A 2014 report led by Dr Christina Scharff of King’s College London, found that out of 629 orchestral players, “only 11 (1.7%) could be identified to be from a Black and Minority Ethnic background.”
More recently, UK Music published their 2022 Workforce Diversity Survey examining the music industry workforce (not musicians or artists). It found that the number of people who identify as Black, Asian or an ethnically diverse background has decreased since 2020.
Teaching should help to bring this together. For instance, it is really important to share a variety of resource materials with children that are diverse and representative of the student community.
“It is really important to share a variety of resource materials with children that are diverse and representative of the student community”
I recently shared a video with some students of the incredibly talented Kanneh-Mason siblings (all alumni of Chineke! Junior Orchestra) playing ‘Aquarium’ from Carnival of the Animals with other musicians. The video is so inspiring because it allows BME children to see themselves in the classical music sphere which is so dominated by white (and male) musicians. The performance itself is also very relaxed with Sheku wearing a football top and all the musicians getting lost in the music and sharing smiles.
Increasing representation in music shouldn’t stop at the classical music genre either. It is also important to challenge representation in other music genres that have been largely perceived as white: for example, country or folk music and its origins which are such a core element of identity for so many cultures and traditions.
This focus better enables children to connect to their culture and identity. For example, I’ve had several of my students share their personal stories and connections when we explored a unit on Bossa nova music (originating from South America). We cannot underestimate the importance of belonging and visibility.
Exposure to Different Cultures: Connecting with Languages and Cultures
Singing is a wonderful way to connect people and bring communities together and, consequently, representation in the songs shared in schools is so important for children.
Sharing songs should be underpinned by context and cultural understanding.
Languages are a central part of our identity, and it means that children can be the teacher themselves by helping with correct pronunciation of words and sharing personal insights. There are several resources online and in books that share a range of songs and their context.
“We should equally be discussing the significance of instruments, where they originate from, how they are made and how to play them”
As well as singing a range of songs with different languages, school children are increasingly being exposed to learning about and playing lots of instruments.
We should equally be discussing the significance of instruments, where they originate from, how they are made and how to play them. In my classroom, I have labelled all the instruments with the name and where they originate from.

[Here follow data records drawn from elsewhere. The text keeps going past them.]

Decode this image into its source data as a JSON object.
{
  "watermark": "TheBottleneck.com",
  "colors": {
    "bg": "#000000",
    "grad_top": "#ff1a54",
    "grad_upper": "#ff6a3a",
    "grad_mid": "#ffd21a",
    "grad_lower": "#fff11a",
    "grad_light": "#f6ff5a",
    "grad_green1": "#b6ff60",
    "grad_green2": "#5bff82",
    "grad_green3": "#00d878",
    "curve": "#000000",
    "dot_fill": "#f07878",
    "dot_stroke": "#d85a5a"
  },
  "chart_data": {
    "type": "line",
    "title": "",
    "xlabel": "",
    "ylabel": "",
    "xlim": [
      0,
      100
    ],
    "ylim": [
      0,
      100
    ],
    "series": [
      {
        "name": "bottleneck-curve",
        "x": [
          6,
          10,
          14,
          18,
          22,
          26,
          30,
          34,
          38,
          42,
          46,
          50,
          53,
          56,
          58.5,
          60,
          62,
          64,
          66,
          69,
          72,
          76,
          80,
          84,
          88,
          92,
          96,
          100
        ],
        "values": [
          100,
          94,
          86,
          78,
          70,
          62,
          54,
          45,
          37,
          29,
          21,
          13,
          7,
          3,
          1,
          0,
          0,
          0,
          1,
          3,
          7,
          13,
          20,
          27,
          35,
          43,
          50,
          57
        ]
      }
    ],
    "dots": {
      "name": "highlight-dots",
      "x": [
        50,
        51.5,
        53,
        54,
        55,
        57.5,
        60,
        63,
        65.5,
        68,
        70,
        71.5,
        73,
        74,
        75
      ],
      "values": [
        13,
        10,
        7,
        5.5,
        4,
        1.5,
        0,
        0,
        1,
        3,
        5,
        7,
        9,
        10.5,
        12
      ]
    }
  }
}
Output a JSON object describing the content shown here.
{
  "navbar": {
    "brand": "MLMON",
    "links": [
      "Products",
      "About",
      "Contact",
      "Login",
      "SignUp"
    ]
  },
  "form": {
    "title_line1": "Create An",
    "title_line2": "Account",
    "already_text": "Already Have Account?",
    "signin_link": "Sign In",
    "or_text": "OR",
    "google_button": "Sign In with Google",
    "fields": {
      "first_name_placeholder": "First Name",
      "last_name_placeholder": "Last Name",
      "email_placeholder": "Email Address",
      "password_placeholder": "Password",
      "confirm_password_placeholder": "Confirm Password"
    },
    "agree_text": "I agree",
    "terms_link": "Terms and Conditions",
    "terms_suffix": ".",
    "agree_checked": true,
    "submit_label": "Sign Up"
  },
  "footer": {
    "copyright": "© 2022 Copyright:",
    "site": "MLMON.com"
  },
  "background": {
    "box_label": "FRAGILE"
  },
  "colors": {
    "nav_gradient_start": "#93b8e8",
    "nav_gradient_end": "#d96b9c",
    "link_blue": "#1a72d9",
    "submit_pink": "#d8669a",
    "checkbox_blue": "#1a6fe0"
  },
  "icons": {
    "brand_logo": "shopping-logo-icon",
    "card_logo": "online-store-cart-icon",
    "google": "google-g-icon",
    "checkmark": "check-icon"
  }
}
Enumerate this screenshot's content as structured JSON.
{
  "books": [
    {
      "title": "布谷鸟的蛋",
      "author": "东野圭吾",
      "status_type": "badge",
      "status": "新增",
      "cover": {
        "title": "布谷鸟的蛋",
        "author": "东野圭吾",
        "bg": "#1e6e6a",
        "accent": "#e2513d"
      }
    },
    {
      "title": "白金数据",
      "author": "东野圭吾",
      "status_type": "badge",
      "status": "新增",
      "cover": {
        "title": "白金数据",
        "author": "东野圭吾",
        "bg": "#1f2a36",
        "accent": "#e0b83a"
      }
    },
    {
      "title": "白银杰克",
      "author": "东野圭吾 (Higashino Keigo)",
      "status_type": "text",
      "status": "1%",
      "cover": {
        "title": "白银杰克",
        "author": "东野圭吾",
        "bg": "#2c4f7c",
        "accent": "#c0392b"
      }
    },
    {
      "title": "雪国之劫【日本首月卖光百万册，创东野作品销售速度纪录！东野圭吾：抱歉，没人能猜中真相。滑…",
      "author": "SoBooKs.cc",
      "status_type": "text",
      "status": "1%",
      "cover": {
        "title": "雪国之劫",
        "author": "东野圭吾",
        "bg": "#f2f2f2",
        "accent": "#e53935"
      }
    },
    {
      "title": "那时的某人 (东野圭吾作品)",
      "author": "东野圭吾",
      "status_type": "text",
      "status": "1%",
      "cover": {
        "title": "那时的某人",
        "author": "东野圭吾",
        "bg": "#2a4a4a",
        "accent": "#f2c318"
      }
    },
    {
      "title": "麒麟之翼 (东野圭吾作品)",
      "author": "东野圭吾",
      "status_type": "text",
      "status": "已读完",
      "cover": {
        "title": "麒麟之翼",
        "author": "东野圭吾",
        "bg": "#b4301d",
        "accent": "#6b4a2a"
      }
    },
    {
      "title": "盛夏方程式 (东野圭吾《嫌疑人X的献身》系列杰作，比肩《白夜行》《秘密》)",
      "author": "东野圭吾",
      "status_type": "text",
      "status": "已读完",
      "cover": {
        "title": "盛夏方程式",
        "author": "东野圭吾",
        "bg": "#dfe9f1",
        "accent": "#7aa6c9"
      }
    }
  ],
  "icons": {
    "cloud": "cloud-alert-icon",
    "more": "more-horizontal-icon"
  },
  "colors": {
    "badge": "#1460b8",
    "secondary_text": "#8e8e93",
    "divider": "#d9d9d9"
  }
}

This will help to build children’s awareness of instrumentation of different musical styles and cultures.
The music industry is changing slowly, and I’ve shared some of the changes already underway.
It’s clear that a child’s experiences and school years are integral in supporting their musical development and exposure to the musical genres and opportunities. We still have a long way to go, and all teachers and practitioners need to be a part of this process.
We need to be always thinking about how we can do better and challenge ourselves with how we present music to students. It is essential that music professionals and organisations evaluate and reflect on their practise and conduct their own research. We need to check that we are showing a wide range of music genres, musicians, and composers to the children that we teach, while giving opportunities to connect with live music and musicians. We must look for ways to always develop our understanding and keep up to date with news and research, and through collaboration and discussion with other practitioners and professionals.
By connecting with others, we can share best practice and challenge each other.
Hopefully, by all thinking about these points regularly, we will begin to shift the landscape more quickly.